The YouTuber taking on aquaculture misinformation

Sunny Z. Akhter is on a mission to address the critics.

“Aquaculture is one of the most promising ways to produce proteins for the rising human population in a sustainable way,” Akhter told SalmonBusiness.

But the above statement struggles to trickle down to the public, especially since most legacy media treat any kind of sea farming like it’s some kind of constant existential threat.

Aquaculture Tribe
In light of this, aquaculture professional Akhter, who has written editorials in SalmonBusiness and iLaks, has set up a YouTube channel called Aquaculture Tribe.

A vet by trade, Akhter has ten years of experience in aquaculture and aquaculture nutrition and works closely with start-ups to solve such challenges.

“Unfortunately, outside the aquaculture world, very few people have the insights about aquaculture and how it is contributing to the sustainable food system which benefits both people and planet,” he said about his reasons to start.

Akhter said that it is already one of the largest English language channels covering aquaculture and especially aquaculture nutrition. To date, it has around 1,300 subscribers, and its most popular video “How to make fish feed? Part 1” has clocked up nearly 36,000 views.

Though Akhter said that “this is not enough to tackle the issues of widespread misinformation out there”.

He first started the campaign on LinkedIn and Twitter called “Aquaculture Facts” to improve the image of the aquaculture industry and to educate people about the importance of its role in securing future and current food systems.

“I also see that there is a deliberate attempt by some actors in putting aquaculture in the bad light and spread misconceptions and wrong information,” he said.

In one video, he criticises and refutes the claims of NGO Changing Market Foundation, whose recent Just Economics report said that global salmon farming cost billions in damage. The report was uncritically picked up in the Guardian and even Intrafish.

“They are running a campaign against aquaculture with arguments that are not true. I feel that it is my responsibility to promote aquaculture and clear the misconceptions people have regarding aquaculture so that more and more people can understand the importance of aquaculture,” he said.

“This is true that there are challenges in aquaculture industry like any other protein sector but it is still the most efficient way to produce protein,” he added.

Akhter said that he needed to highlight all aspects of fish farming. He added that he is not afraid to use a bit of charm with a good-natured sense of humour to win people over.
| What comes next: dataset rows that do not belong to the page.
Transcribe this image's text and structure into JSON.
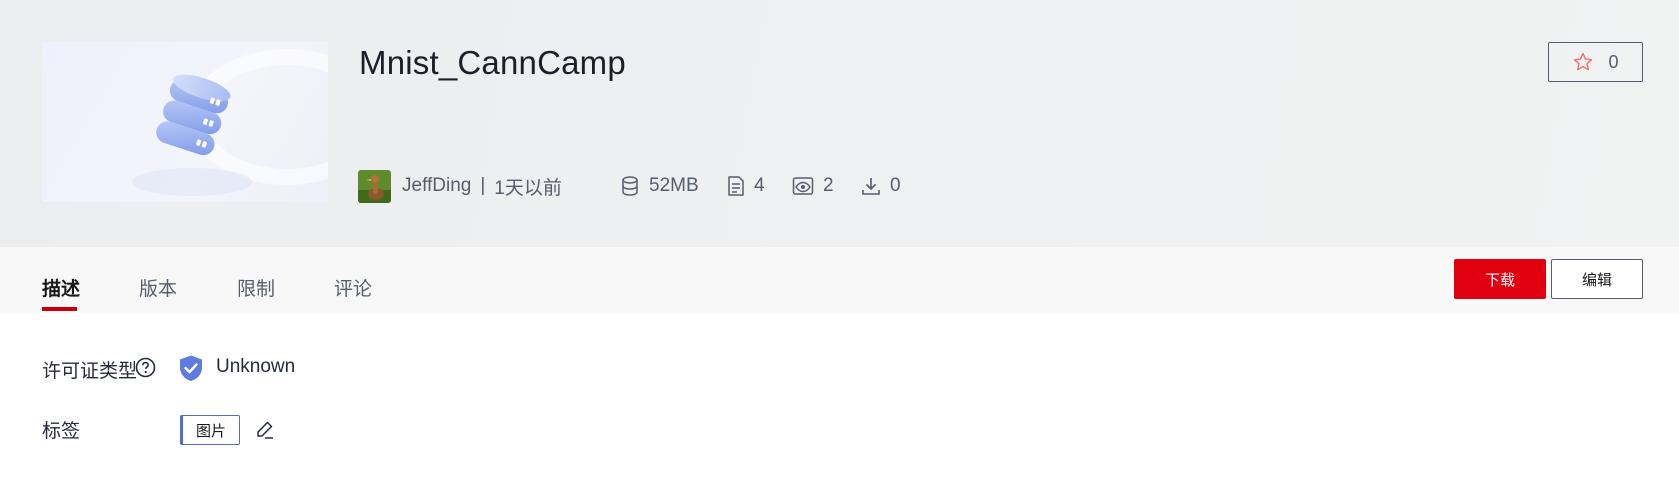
{
  "dataset": {
    "title": "Mnist_CannCamp",
    "author": "JeffDing",
    "separator": "|",
    "updated": "1天以前",
    "size": "52MB",
    "files": "4",
    "views": "2",
    "downloads": "0",
    "stars": "0"
  },
  "tabs": [
    "描述",
    "版本",
    "限制",
    "评论"
  ],
  "actions": {
    "download_label": "下载",
    "edit_label": "编辑"
  },
  "details": {
    "license_label": "许可证类型",
    "license_value": "Unknown",
    "tags_label": "标签",
    "tags": [
      "图片"
    ]
  },
  "colors": {
    "accent": "#c7000b",
    "download_button": "#e00010",
    "tag_border": "#526ecc",
    "shield": "#5e7ce0"
  },
  "icons": [
    "database-cover-icon",
    "star-icon",
    "database-icon",
    "file-icon",
    "eye-icon",
    "download-icon",
    "help-icon",
    "shield-check-icon",
    "pencil-icon"
  ]
}
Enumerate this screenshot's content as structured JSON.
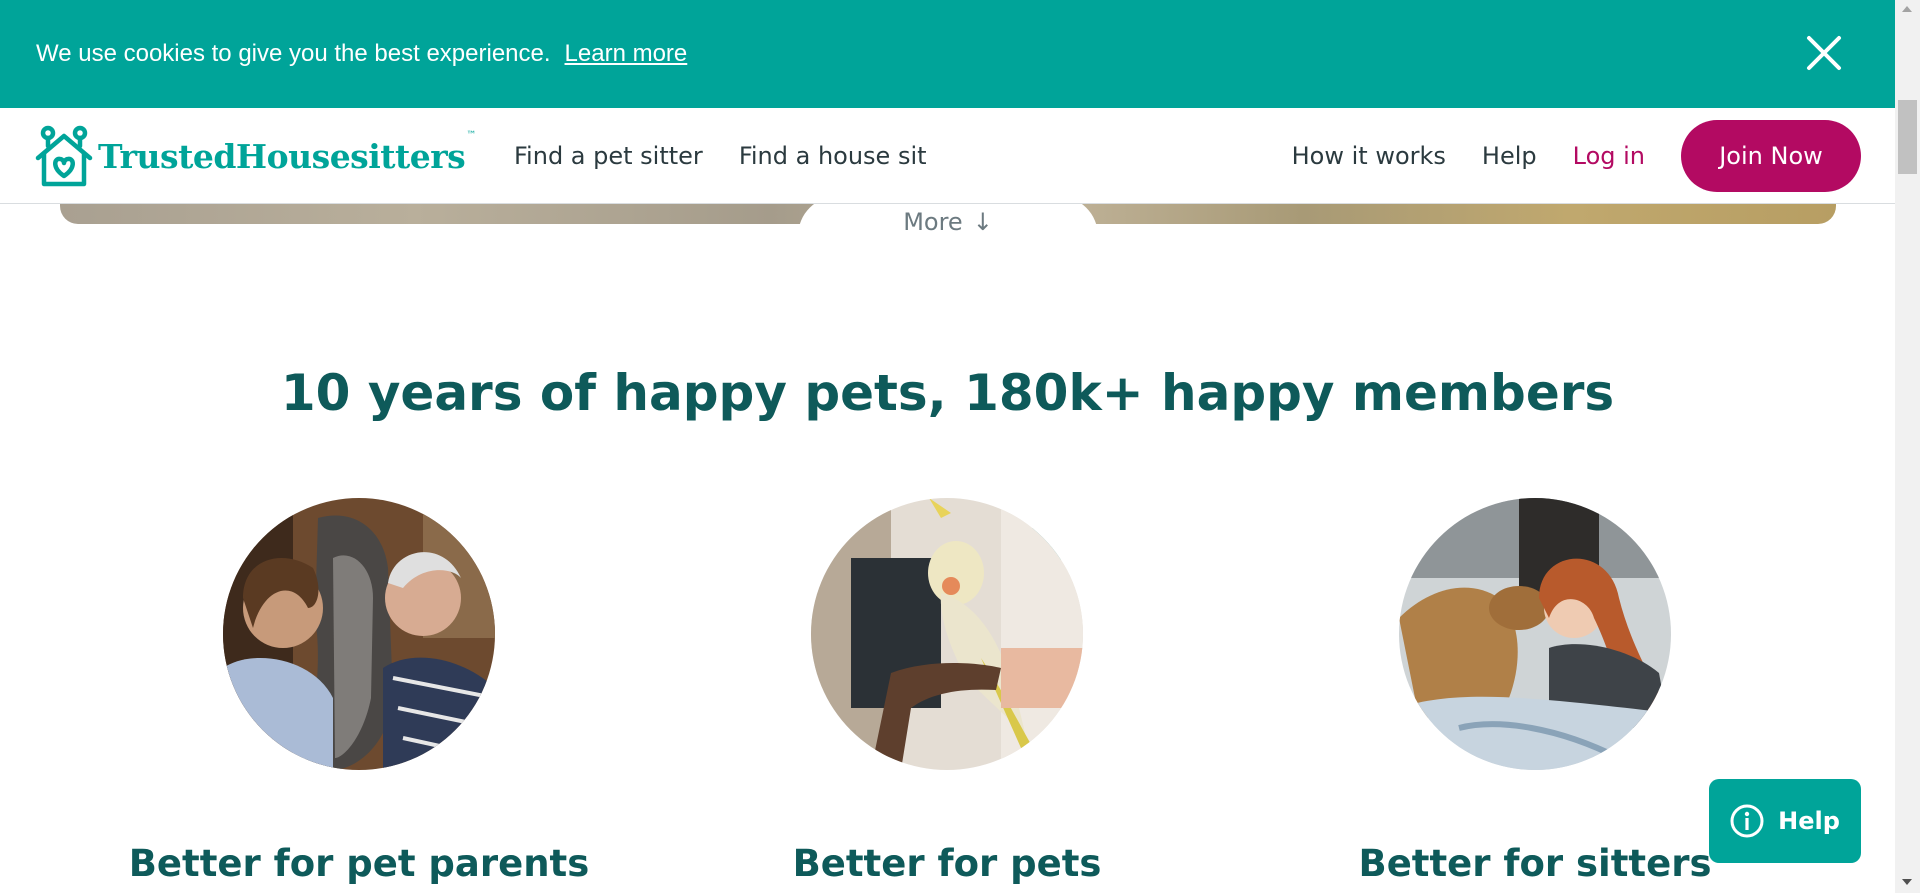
{
  "cookie_banner": {
    "message": "We use cookies to give you the best experience.",
    "learn_more": "Learn more",
    "close_icon": "close-icon"
  },
  "header": {
    "logo_text": "TrustedHousesitters",
    "logo_tm": "™",
    "nav_left": [
      "Find a pet sitter",
      "Find a house sit"
    ],
    "nav_right": [
      "How it works",
      "Help"
    ],
    "login": "Log in",
    "join": "Join Now"
  },
  "hero": {
    "more_label": "More",
    "more_icon": "arrow-down-icon"
  },
  "main": {
    "headline": "10 years of happy pets, 180k+ happy members",
    "features": [
      {
        "title": "Better for pet parents",
        "image": "couple-with-horse"
      },
      {
        "title": "Better for pets",
        "image": "cockatiel-on-hand"
      },
      {
        "title": "Better for sitters",
        "image": "woman-with-dog"
      }
    ]
  },
  "help_button": {
    "label": "Help",
    "icon": "info-icon"
  },
  "colors": {
    "teal": "#00a499",
    "dark_teal": "#0e5a5a",
    "magenta": "#b30a62"
  }
}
“As far as I know, I do not see too many positive and insightful videos about aquaculture on the platform like YouTube especially, at least in English,” said the YouTuber.

“You will be surprised to see how much misleading and unscientific information is out on the platform regarding aquaculture with millions of views. I am doing my little effort to change that,” concluded Akhter.